    I feel like you should bold #2, not #1. #1 is probably taken for granted, while #2 is not.

  • http://beeminder.com Daniel Reeves

    Good point! Done.

  • Ivan

    As one of those aforementioned newbies, personally I had no issue with providing my credit card details to Beeminder even in my (still) early days. As someone that works in this field, my observation with something like this is that often it’s potentially ourselves that we may not trust – and thus the fear / concern in providing the VISA card – Vs in this case a business like Beeminder. (‘Real’ commitment can be a scary thing for those not serious about – or truly committed to – a specific change.)

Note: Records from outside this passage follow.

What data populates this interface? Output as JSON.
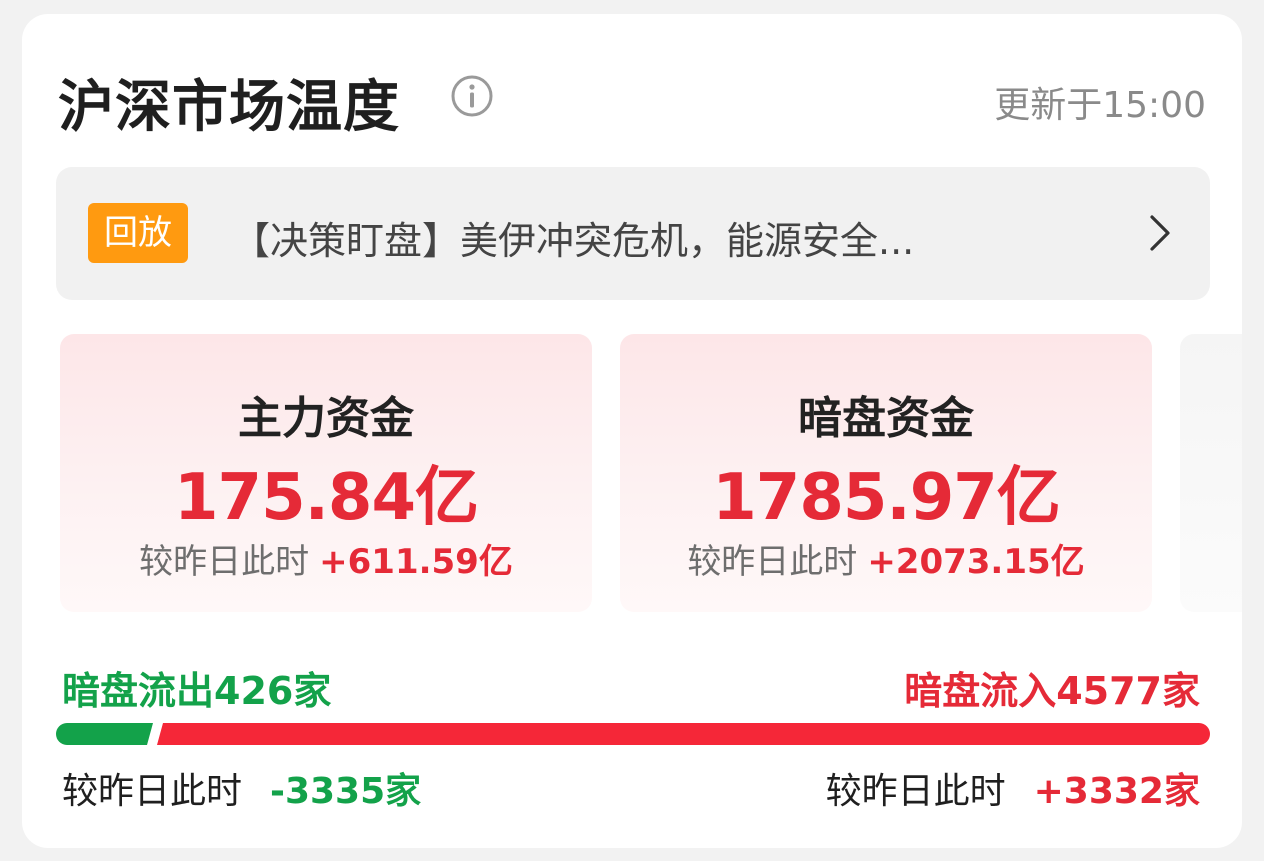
{
  "header": {
    "title": "沪深市场温度",
    "update_time": "更新于15:00"
  },
  "banner": {
    "badge": "回放",
    "text": "【决策盯盘】美伊冲突危机，能源安全..."
  },
  "stats": [
    {
      "label": "主力资金",
      "value": "175.84亿",
      "delta_label": "较昨日此时",
      "delta_value": "+611.59亿"
    },
    {
      "label": "暗盘资金",
      "value": "1785.97亿",
      "delta_label": "较昨日此时",
      "delta_value": "+2073.15亿"
    }
  ],
  "flow": {
    "outflow_label": "暗盘流出426家",
    "inflow_label": "暗盘流入4577家",
    "outflow_count": 426,
    "inflow_count": 4577,
    "out_delta_label": "较昨日此时",
    "out_delta_value": "-3335家",
    "in_delta_label": "较昨日此时",
    "in_delta_value": "+3332家"
  },
  "colors": {
    "rise": "#e52a37",
    "fall": "#13a24a",
    "badge": "#ff9a10"
  },
  "icons": {
    "info": "info-icon",
    "chevron": "chevron-right-icon"
  }
}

    And as far ‘making Beeminder more comprehensible to newbies’, I’d have LOVED to have had some brief video tutorials to walk me through a few of the basics and beyond. It would have saved alot of time in getting up to speed – especially with some of the less obvious concepts like my ‘Do Less’ goals. Thanks again Daniel for the recent support exchanges (and those additional links) and to the other support crew for your additional input. (Mods: feel free to also place this comment in another post if more relevant elsewhere.)

  • Lawrence

    I feel like “keep your datapoints on track” could be reworded to emphasize that “not being charged” isn’t a default result, but rather something that requires you to do the actual task that you’re trying to make yourself do. Maybe “as long as you’re meeting/succeeding at your goals”? “As long are you stay on top of the things you’re pledging to do?” Beeminder only knows about the datapoints but the beemindee needs to be taking action on the goal/habit.

  • Lawrence

    That seems like a good observation– Beeminder is in many way a tool for those who CAN’T trust their future selves to do the things that their even-more-future selves will want to have done, so actually committing to real consequences can prompt some intimidating self-evaluation. (At least, it can for me!)

  • http://beeminder.com Daniel Reeves

    Thanks! Or maybe “as long as you maintain the rate you committed to”? Or something that also emphasizes actively reporting data (or doing whatever action causes the data to automatically get reported). I guess in my mind “keeping your datapoints on track” captures all that.. but this isn’t about *my* mind… :)